It would be disastrous for a Republican President to have a first two weeks like those experienced by the Obama Administration. After promising the highest possible ethical standards, the President’s nomination process has become a political circus, with one after another of his nominees having tax problems. Even Treasury Secretary Timothy Geithner — the man who will be handling the nation’s finances — tried to defraud the American treasury while he was an executive at the International Monetary Fund (IMF). He not only failed to pay taxes on his income while employed by the IMF, he used the statute of limitations to avoid the problem until he wanted to become Secretary of the Treasury. Ironically, former Senator Tom Daschle, who ran an advertisement during the 1980s campaigns about driving himself to work in an old car, had to drop out of consideration for Secretary of Health and Human Services because of what The Washington Post called a $146,000 tax problem related to a chauffeured automobile provided by a rich patron.
Moreover, Obama took a double hit on Tuesday when, in addition to Daschle, his nominee to be the first chief performance officer for the federal government, Nancy Killefer, had to withdraw her candidacy due to tax issues relating to her handling of unemployment compensation taxes for her household help. And, after pledging to make the White House a lobbyist-free zone, the Obama Administration is acknowledging that they will need to “make exceptions” to the pledge.
Then there are a series of actions that are hurting the new President’s credibility. There are reports that Obama conducted negotiations with al Qaeda for several months before he was elected as the 44th President of the United States. He supposedly conducted “discreet” talks with Iran and Syria. According to some foreign policy experts, those overtures — along with the President’s executive order to close the U.S. detention center at Guantanamo Bay within a year and Obama’s commitment to leave Iraq within 16 months — have created an impression among Muslim nations of a new American tentativeness that might embolden terrorists to take advantage of what they perceive as weakness.
After contentious confirmation hearings, Eric Holder was named attorney general, even though he has been quite open about his plans to reverse the Bush administration’s counterterrorism policies. Holder, who was involved in the Mark Rich pardons at the end of the Clinton Administration, will be in charge of reviewing Bush’s surveillance policies to determine whether they infringed on the people’s right to privacy and their civil liberties.Then, somewhat surprisingly, a Gallup Poll indicates that nearly two-thirds of Americans disapprove of the new President’s radical abortion policies, with only 35 percent agreeing with his reversal of the Mexico City Policy that will now allow American tax money to fund groups that promote abortion in foreign nations. There are also indications that the Obama Administration plans to force health care providers to perform abortions. Currently, three lawsuits are pending which would overturn regulations that protect health care providers from being forced to either perform abortions or refer patients to others for abortions. Most Americans believe in freedom of speech and religious liberty, which would, of course, allow medical practitioners to follow their consciences in matters affecting the sanctity of human life.

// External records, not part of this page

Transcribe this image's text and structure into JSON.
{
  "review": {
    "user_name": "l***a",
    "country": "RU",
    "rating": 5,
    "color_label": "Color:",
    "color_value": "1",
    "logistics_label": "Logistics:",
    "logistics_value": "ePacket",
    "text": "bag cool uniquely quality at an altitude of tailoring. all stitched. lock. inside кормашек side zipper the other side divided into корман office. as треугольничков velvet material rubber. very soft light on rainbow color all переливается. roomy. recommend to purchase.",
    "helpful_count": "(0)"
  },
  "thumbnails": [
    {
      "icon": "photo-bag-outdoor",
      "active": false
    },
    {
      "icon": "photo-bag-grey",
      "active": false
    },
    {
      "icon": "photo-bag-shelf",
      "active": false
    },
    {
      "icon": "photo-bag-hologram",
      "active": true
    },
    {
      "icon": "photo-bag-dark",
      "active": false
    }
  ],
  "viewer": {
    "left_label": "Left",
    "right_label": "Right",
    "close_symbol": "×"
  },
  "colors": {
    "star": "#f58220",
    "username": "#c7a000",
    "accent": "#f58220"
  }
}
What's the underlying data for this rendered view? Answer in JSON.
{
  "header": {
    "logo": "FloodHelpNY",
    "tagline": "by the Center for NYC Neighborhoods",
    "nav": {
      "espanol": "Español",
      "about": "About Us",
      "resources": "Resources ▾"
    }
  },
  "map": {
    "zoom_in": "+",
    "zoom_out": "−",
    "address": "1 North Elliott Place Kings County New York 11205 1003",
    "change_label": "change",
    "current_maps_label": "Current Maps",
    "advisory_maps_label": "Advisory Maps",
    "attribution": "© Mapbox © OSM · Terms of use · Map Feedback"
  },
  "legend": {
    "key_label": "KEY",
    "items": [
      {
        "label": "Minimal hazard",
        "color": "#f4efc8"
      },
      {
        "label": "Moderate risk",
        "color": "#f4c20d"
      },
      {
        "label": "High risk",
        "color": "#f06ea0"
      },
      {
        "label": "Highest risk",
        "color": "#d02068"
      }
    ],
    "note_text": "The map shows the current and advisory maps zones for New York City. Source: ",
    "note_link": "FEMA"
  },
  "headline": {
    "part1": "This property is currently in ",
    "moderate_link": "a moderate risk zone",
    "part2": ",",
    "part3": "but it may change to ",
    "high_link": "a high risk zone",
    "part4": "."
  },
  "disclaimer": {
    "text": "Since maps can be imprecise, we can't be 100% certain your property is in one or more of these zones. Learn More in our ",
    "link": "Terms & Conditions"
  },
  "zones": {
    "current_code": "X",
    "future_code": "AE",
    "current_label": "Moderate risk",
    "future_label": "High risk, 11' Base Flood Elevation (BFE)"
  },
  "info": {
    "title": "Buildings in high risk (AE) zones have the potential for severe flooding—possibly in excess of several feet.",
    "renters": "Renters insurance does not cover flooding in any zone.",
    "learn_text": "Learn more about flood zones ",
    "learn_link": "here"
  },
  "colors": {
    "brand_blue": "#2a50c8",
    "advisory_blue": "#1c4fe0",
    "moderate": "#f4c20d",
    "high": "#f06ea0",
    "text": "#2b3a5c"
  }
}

Ironically, some of the pro-life people who voted for President Obama because they perceived him to be an evangelical Christian or liked his “hope and change” campaign theme have had a rude awakening as they’ve discovered his radical abortion stances. Somehow those voters did not connect his rhetoric with his voting record or his published positions on the critical issues facing the nation.
Many Americans were appalled by the tone of moral superiority evident in Mr. Obama’s inaugural address as he contrasted his proposed new directions to those of former President George W. Bush. After President Bush’s graciousness during the transition and the numerous ways that the Bushes extended generous hospitality to the incoming presidential couple, it was particularly jarring to hear the condescending political rhetoric at the Inauguration, where unity and nonpartisanship are more typical and definitely more appropriate.
Then there are the missteps about the so-called “stimulus bill.” House Speaker Nancy Pelosi, seemingly unaware of revealing a hidden agenda, described the bill as legislation “taking America in a new direction.” The radical bill brought to the House floor by the Democrats, and unanimously opposed by the House Republicans, is a partisan wish list of liberal programs that seems designed to increase government spending, the taxes on working families, and the national debt rather than to stimulate the economy and improve the lives of middle-class Americans during these turbulent times of economic crisis. The pork-barrel aspects of the bill are daunting, from $25 million for improving off-road trails for ATVs to $50 million for the National Endowment for the Arts. No wonder 300 economists oppose the bill — one of them even called it an “$800 billion mistake.”